▶ _Task_:
Pick out and copy every line below that has the word "settings".

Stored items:
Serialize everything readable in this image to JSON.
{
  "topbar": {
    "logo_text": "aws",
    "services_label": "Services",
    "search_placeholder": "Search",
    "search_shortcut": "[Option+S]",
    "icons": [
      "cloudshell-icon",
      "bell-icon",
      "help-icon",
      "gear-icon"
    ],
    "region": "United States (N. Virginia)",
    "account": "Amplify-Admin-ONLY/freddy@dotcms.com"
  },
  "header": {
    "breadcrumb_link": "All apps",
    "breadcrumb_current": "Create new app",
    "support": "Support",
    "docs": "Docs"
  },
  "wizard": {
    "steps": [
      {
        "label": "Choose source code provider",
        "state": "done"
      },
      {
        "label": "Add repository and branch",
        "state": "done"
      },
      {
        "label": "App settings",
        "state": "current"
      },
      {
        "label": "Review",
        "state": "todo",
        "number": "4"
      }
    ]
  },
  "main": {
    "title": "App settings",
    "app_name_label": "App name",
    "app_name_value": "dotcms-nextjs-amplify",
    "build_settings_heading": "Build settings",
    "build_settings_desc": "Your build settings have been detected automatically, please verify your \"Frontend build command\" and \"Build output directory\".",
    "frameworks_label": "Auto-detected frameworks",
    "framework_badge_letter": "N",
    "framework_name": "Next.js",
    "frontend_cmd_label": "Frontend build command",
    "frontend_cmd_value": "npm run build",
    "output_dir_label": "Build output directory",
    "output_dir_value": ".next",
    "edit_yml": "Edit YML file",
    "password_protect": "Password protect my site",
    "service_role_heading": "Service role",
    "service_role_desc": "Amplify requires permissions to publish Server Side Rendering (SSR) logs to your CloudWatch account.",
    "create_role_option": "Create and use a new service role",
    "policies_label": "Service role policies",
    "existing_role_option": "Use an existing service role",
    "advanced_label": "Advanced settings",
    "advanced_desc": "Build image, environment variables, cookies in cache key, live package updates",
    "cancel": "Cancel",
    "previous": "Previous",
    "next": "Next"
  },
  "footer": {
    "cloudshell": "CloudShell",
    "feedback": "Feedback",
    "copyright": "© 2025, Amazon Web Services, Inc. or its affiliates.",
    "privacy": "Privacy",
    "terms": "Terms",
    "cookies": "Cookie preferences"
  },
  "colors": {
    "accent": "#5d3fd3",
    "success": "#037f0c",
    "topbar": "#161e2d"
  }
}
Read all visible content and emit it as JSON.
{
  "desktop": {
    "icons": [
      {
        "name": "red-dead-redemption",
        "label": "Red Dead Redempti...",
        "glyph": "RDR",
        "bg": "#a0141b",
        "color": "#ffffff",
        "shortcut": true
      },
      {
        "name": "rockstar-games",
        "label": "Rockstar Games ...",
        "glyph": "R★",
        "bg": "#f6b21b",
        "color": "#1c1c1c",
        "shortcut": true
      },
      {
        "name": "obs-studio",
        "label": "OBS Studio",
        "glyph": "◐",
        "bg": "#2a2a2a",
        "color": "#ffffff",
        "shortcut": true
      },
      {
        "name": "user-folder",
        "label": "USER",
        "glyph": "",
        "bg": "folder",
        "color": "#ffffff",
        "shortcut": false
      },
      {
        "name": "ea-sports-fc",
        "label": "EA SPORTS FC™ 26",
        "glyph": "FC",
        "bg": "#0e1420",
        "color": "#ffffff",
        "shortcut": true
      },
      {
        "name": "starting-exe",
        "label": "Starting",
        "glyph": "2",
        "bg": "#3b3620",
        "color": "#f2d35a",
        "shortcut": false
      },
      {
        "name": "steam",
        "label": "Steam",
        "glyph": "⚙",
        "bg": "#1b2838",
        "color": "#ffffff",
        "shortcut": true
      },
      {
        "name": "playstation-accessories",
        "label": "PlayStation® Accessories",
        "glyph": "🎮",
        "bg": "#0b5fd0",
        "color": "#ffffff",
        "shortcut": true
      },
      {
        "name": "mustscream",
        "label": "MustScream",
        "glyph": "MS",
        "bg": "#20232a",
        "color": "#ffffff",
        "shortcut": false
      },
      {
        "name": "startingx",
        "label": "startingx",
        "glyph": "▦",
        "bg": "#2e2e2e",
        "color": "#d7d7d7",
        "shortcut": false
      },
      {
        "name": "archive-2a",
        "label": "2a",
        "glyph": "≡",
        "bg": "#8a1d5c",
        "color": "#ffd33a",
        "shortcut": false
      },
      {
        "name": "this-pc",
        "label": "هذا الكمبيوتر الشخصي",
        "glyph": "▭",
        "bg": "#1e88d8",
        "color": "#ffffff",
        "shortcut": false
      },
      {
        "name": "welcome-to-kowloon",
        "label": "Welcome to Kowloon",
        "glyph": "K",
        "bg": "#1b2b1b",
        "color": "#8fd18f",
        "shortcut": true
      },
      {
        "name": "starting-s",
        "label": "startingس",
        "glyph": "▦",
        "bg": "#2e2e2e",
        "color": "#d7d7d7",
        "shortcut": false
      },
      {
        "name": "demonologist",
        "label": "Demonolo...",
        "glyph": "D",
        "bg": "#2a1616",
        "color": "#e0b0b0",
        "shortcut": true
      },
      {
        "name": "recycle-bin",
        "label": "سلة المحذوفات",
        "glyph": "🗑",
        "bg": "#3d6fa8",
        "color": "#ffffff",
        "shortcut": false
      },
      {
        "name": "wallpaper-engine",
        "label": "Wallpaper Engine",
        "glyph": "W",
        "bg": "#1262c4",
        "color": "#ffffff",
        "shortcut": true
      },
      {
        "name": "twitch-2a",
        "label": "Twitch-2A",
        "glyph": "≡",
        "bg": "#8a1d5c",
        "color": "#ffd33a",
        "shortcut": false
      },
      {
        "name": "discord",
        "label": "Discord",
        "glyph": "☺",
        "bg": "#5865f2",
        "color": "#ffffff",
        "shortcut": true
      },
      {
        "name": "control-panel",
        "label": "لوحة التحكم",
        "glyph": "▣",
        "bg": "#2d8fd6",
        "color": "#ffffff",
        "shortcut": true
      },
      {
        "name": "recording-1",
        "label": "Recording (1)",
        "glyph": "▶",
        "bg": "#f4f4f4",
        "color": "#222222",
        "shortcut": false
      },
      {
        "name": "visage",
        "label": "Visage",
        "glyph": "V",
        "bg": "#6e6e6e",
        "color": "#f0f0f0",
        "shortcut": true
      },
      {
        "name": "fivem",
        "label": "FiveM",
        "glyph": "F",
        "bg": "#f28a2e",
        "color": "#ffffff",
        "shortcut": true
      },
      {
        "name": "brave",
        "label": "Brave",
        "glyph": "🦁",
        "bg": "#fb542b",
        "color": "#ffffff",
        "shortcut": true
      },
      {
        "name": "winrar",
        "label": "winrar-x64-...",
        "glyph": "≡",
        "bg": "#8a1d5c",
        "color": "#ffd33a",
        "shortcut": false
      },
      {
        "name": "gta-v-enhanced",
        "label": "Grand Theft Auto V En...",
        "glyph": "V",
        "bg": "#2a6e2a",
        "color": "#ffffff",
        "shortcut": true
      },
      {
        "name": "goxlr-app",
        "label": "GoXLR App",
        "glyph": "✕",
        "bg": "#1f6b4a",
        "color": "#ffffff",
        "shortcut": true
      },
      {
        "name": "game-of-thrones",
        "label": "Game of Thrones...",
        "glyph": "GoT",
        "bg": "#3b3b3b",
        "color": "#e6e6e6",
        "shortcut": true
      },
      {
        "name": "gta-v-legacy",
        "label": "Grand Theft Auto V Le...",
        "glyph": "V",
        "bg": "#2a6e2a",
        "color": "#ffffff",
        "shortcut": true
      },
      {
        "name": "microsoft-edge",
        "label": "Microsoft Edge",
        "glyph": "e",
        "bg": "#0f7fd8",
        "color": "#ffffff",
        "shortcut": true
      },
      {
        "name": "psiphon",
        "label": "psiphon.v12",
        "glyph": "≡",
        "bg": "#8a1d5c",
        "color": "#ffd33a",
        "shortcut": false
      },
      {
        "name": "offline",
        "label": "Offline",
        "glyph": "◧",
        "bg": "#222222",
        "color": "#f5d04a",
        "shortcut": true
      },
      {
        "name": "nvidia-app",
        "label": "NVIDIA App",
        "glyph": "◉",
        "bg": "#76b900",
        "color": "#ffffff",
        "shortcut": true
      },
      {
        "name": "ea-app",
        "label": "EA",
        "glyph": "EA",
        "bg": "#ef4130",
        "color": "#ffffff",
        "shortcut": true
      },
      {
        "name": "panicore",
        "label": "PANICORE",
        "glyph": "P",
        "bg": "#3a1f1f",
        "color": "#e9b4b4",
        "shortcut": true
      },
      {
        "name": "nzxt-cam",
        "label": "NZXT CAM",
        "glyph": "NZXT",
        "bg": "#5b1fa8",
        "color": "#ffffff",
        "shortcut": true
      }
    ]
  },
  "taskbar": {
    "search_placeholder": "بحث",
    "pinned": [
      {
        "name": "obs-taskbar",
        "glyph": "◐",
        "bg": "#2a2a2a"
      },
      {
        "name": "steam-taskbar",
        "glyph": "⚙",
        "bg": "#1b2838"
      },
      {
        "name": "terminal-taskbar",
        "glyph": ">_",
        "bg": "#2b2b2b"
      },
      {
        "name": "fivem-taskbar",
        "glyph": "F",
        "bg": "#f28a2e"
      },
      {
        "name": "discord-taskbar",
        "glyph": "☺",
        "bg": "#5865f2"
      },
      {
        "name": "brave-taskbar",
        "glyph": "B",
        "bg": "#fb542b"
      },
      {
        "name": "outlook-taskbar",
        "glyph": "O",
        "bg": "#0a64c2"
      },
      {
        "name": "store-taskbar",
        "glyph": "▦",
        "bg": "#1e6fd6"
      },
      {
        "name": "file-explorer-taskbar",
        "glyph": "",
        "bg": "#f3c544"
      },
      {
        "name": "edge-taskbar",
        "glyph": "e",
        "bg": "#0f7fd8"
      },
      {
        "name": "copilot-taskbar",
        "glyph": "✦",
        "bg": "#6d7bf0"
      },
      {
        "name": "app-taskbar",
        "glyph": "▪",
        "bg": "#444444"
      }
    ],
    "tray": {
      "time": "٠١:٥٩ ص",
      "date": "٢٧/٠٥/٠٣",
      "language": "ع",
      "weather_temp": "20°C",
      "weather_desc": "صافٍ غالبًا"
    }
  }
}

▶ _Exercise solution_:
        "label": "App settings",
    "title": "App settings",
    "build_settings_heading": "Build settings",
    "build_settings_desc": "Your build settings have been detected automatically, please verify your \"Frontend build command\" and \"Build output directory\".",
    "advanced_label": "Advanced settings",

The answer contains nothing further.